A heavy-duty truck grab handle is one of the last components added to a tractor before it comes off the assembly line. But it’s one of the most important because drivers rely on it every day.
Because drivers come into contact with it every time they climb into their cab, a truck grab handle is one of those heavy truck parts that has to “feel right.” And if it doesn’t, it can become one of those things that bothers a driver whenever they set out on their next ride.
A poorly engineered truck grab handle can also irritate a driver while out on the open road. If a grab handle isn’t aerodynamic, it will produce wind noise when the truck it’s attached to runs at high speeds. This resistance can even affect fuel economy — a major consideration for all truck drivers.
Taking all these factors into account, how exactly do you create a truck grab handle that truck drivers will appreciate?
Working with a client of ours, we set out to answer that question. Here’s what we learned and how we ended up creating the first hydroformed heavy truck grab handle on the market — a feat that managed to earn us an award.
Finding the Right Shape
Our customer had been making cabs with truck grab handles that were just round stainless steel tubes for years. While they looked nice, they could get a little slippery and weren’t aerodynamic at all. Drivers had started complaining about wind noise at 55 mph and above.
To help with the noise issue, they wanted to give the truck grab handle a teardrop shape in cross section — much like an airplane wing.
While this was a great design solution, it didn’t seem feasible given the quantity, price target, and production requirements the OEM wanted to achieve. The quantities weren’t high enough to justify tooling for tubular stamping, which could have made the acutely sharp corner that defines the teardrop shape.
As an experienced handles manufacturer, our recommendation was to adjust the design to an oval shape and use tube hydroforming. The oval shape was sufficiently aerodynamic to neutralize the wind noise and could be made easily with hydroforming. This allowed us to keep tooling costs at a minimum and to deliver quantities in the tens of thousands as cost effectively as possible.
Choosing tubular hydroforming also enabled us to introduce a design variation our customer hadn’t anticipated — finger grips. Because hydroforming allows for the creation of complex, asymmetrical shapes, we were able to add a knurled texture to one side of the truck grab handle that enhances a driver’s ability to grip it.
Minding the Manufacturing Details
Once we decided on a basic approach to production, we needed to figure out how to meet the constraints provided by the customer.
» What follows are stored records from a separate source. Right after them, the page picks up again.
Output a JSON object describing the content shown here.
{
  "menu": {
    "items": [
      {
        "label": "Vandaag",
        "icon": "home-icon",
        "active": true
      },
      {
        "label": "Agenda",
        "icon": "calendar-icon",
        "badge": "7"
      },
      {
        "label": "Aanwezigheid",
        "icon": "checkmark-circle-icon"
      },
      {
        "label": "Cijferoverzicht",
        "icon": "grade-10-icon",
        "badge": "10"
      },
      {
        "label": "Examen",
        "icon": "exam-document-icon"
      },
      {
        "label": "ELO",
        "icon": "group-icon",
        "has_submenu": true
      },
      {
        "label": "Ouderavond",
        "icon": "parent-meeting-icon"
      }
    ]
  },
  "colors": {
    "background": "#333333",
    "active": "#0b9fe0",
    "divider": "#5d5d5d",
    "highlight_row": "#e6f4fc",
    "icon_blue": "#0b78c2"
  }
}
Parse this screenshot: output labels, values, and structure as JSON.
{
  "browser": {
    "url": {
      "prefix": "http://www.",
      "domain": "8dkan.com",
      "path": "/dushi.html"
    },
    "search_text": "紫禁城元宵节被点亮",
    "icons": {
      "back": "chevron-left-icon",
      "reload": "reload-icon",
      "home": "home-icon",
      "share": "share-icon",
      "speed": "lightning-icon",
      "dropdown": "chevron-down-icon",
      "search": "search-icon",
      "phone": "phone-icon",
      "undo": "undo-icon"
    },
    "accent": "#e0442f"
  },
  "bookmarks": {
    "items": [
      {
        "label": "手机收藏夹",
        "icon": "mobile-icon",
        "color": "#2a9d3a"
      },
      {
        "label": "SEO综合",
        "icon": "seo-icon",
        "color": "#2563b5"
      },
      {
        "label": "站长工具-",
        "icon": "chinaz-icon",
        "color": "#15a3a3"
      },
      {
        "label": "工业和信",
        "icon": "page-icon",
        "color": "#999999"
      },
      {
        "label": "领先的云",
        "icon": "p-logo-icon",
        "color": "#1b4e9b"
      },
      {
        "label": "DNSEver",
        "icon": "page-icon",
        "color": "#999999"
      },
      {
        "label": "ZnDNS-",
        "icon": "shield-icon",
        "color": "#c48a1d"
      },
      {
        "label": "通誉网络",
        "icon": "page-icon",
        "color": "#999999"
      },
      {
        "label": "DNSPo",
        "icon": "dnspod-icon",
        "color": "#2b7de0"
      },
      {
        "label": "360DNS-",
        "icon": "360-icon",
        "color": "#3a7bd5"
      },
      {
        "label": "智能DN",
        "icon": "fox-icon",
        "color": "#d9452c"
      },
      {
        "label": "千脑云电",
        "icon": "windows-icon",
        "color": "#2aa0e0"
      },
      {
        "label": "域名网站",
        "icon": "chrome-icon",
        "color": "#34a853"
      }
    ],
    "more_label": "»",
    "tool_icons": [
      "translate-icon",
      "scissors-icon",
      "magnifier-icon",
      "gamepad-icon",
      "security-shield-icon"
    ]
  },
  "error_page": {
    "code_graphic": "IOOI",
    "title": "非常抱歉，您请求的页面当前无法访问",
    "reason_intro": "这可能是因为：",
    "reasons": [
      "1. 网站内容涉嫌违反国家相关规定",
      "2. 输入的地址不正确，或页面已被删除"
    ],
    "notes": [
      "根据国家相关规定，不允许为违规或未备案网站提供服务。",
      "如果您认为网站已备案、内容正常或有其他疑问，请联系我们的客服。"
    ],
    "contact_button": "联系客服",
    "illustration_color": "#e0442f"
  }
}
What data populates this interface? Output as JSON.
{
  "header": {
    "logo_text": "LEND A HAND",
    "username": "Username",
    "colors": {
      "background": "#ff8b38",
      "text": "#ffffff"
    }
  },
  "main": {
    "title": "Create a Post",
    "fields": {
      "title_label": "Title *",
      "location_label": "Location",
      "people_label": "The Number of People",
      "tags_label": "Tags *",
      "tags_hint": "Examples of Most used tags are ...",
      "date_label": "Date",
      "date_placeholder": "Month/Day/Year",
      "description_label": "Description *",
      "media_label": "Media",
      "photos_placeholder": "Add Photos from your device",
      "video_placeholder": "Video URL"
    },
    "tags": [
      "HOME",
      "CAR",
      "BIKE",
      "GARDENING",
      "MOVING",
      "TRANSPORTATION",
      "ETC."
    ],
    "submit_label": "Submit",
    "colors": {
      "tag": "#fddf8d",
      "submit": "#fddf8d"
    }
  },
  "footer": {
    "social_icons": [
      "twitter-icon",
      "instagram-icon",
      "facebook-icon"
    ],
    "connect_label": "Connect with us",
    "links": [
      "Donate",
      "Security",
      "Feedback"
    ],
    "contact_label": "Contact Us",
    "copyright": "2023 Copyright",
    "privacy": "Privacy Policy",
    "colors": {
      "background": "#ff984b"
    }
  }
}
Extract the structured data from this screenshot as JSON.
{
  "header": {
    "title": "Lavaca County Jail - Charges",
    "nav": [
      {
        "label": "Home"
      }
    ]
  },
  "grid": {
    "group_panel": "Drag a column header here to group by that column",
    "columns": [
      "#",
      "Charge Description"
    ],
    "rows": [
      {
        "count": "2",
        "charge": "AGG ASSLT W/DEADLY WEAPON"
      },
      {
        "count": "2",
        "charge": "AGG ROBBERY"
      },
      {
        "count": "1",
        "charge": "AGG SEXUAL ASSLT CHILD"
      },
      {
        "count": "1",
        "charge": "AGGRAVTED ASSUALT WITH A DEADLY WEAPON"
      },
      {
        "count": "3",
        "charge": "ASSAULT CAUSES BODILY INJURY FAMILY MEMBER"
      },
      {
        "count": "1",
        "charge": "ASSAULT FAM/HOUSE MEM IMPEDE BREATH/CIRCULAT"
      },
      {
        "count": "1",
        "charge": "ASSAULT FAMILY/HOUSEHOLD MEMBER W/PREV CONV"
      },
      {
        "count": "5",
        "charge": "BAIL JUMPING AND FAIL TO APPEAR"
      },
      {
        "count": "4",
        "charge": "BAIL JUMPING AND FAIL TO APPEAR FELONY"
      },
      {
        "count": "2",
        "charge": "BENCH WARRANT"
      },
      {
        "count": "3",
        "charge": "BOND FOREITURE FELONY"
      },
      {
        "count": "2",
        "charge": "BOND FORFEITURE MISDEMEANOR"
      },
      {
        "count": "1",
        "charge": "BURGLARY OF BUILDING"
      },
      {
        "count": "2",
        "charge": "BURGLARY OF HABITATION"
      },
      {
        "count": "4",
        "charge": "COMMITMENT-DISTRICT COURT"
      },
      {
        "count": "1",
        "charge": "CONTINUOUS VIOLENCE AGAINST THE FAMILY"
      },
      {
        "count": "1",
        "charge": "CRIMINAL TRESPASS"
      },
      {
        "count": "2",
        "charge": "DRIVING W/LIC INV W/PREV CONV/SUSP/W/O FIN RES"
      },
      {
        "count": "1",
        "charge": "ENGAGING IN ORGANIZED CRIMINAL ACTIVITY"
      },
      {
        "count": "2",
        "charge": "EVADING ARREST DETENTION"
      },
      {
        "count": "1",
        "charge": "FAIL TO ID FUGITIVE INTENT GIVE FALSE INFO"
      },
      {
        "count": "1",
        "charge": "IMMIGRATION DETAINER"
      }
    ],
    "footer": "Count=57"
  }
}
At 51 inches long, the handle was much longer than typical tubular hydroformed handles. At first, we thought this would be a challenging issue to overcome but quickly determined that there were no issues with creating the desired shape and retaining the required strength.
Once we had the basic shape perfected, we began looking for ways to optimize the production process.
Originally, the plan was to create separate dies for left and right handles. We managed to devise a process wherein only a single die was needed for the hydroforming press. Instead of hydroforming two different pieces, we created a single piece and then cut it differently depending on whether it was a left or right handle. This modification reduced our customer’s tooling costs significantly.
Surprisingly, perfecting the hydroforming process was relatively easy. More challenging than expected was figuring out how to weld the product to the plates that would be used to attach it to the truck cab.
The customer had very exacting requirements for these welds. They had to be nearly invisible but also have great penetration and support over 500 lbs. of pull strength. The welds also had to be executed in one motion with no stopping once you started welding.
We knew right off the bat that we would have to use our robotic welder to meet the specifications and replicate the weld consistently. It took us nearly four months of trials and testing using different speeds and gases before we finally hit on the right combination, which can withstand several thousand pounds of pull force.
A Truck Grab Handle That Makes a Difference for Drivers
One of the advantages of hydroforming is that we were able to use it to produce a short run of prototypes for testing before entering full production. Our customer took advantage of this opportunity to add early iterations of the truck grab handle on tractors for road testing. As designed, the handles produced almost no road noise at high speed and were quickly put into production to meet an aggressive product launch date.
At first, the knurled, aerodynamic truck grab handle we produced was offered on OEM trucks as an option. Requests have been steadily growing as word has spread among truck drivers. Our truck grab handle seems to have hit a sweet spot, making drivers’ lives just a little better by reducing road noise and giving them something solid and secure to hold on to as they raise themselves into their cabs.
At Mills Products, we’re designers and engineers ourselves, so we understand the importance of getting a product right so that it resonates with end users. That’s why we enjoy partnering with OEMs and Tier 1 suppliers to devise economical manufacturing strategies that support new products destined to make a difference in customers’ lives.